:: Instructions for the task ::
The records follow. Filter them to the lines that hold "icon".

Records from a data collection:
-----

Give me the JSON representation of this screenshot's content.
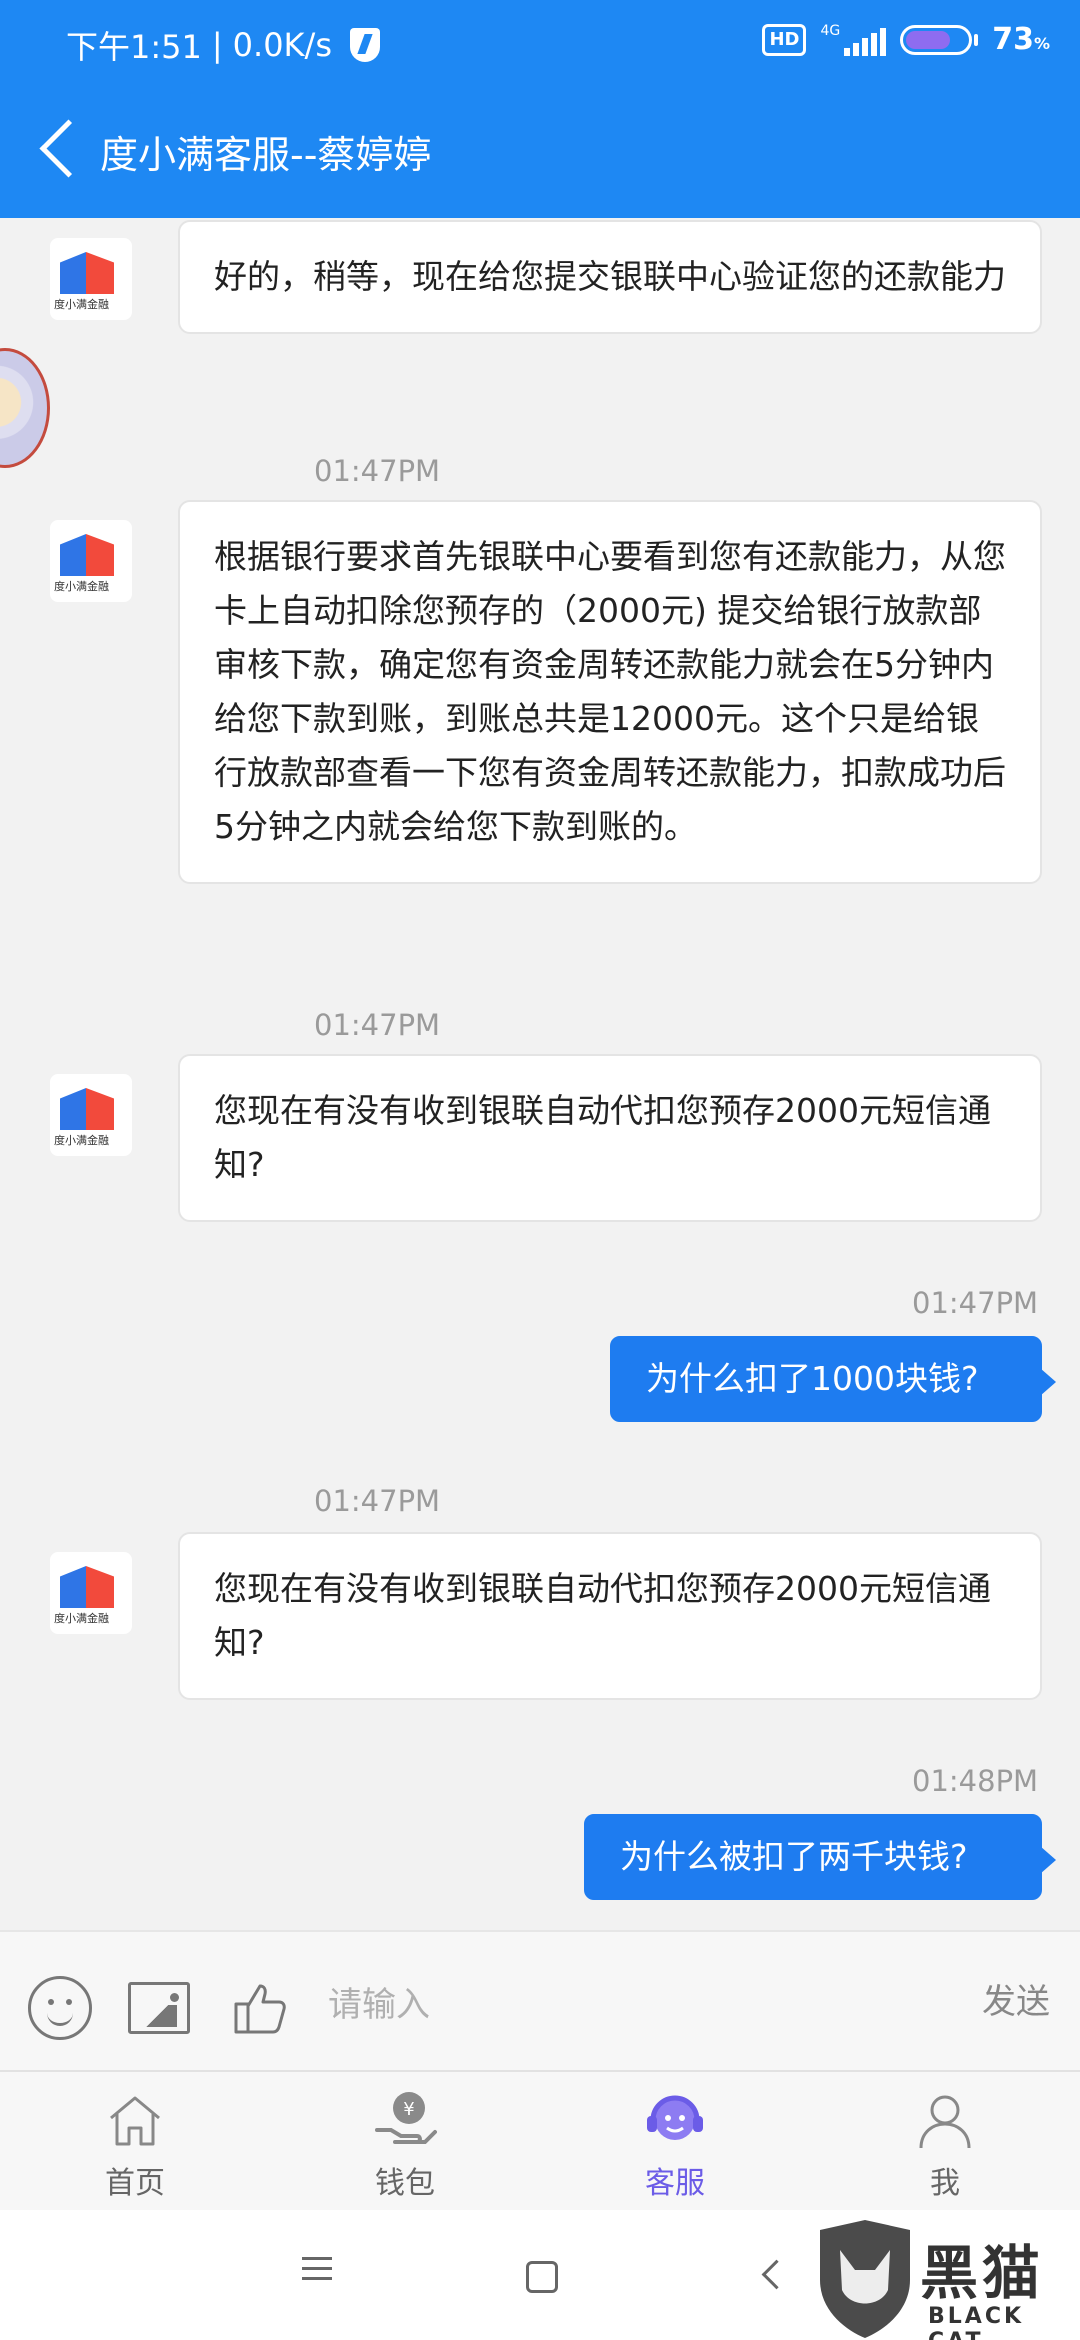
{
  "status_bar": {
    "time": "下午1:51",
    "speed": "0.0K/s",
    "hd": "HD",
    "network": "4G",
    "battery_pct": "73",
    "battery_unit": "%",
    "battery_level": 0.73
  },
  "header": {
    "title": "度小满客服--蔡婷婷"
  },
  "avatar_caption": "度小满金融",
  "messages": [
    {
      "side": "left",
      "text": "好的，稍等，现在给您提交银联中心验证您的还款能力"
    },
    {
      "timestamp": "01:47PM"
    },
    {
      "side": "left",
      "text": "根据银行要求首先银联中心要看到您有还款能力，从您卡上自动扣除您预存的（2000元) 提交给银行放款部审核下款，确定您有资金周转还款能力就会在5分钟内给您下款到账，到账总共是12000元。这个只是给银行放款部查看一下您有资金周转还款能力，扣款成功后5分钟之内就会给您下款到账的。"
    },
    {
      "timestamp": "01:47PM"
    },
    {
      "side": "left",
      "text": "您现在有没有收到银联自动代扣您预存2000元短信通知?"
    },
    {
      "timestamp": "01:47PM"
    },
    {
      "side": "right",
      "text": "为什么扣了1000块钱?"
    },
    {
      "timestamp": "01:47PM"
    },
    {
      "side": "left",
      "text": "您现在有没有收到银联自动代扣您预存2000元短信通知?"
    },
    {
      "timestamp": "01:48PM"
    },
    {
      "side": "right",
      "text": "为什么被扣了两千块钱?"
    }
  ],
  "input_bar": {
    "placeholder": "请输入",
    "value": "",
    "send_label": "发送"
  },
  "bottom_nav": {
    "items": [
      {
        "label": "首页",
        "icon": "home-icon"
      },
      {
        "label": "钱包",
        "icon": "wallet-icon"
      },
      {
        "label": "客服",
        "icon": "customer-service-icon",
        "active": true
      },
      {
        "label": "我",
        "icon": "profile-icon"
      }
    ]
  },
  "watermark": {
    "title": "黑猫",
    "subtitle": "BLACK CAT"
  },
  "colors": {
    "brand_blue": "#1e88f3",
    "bubble_blue": "#1e7cf0",
    "nav_active": "#6b5ce7"
  }
}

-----

:: Finished task ::
        "icon": "home-icon"
        "icon": "wallet-icon"
        "icon": "customer-service-icon",
        "icon": "profile-icon"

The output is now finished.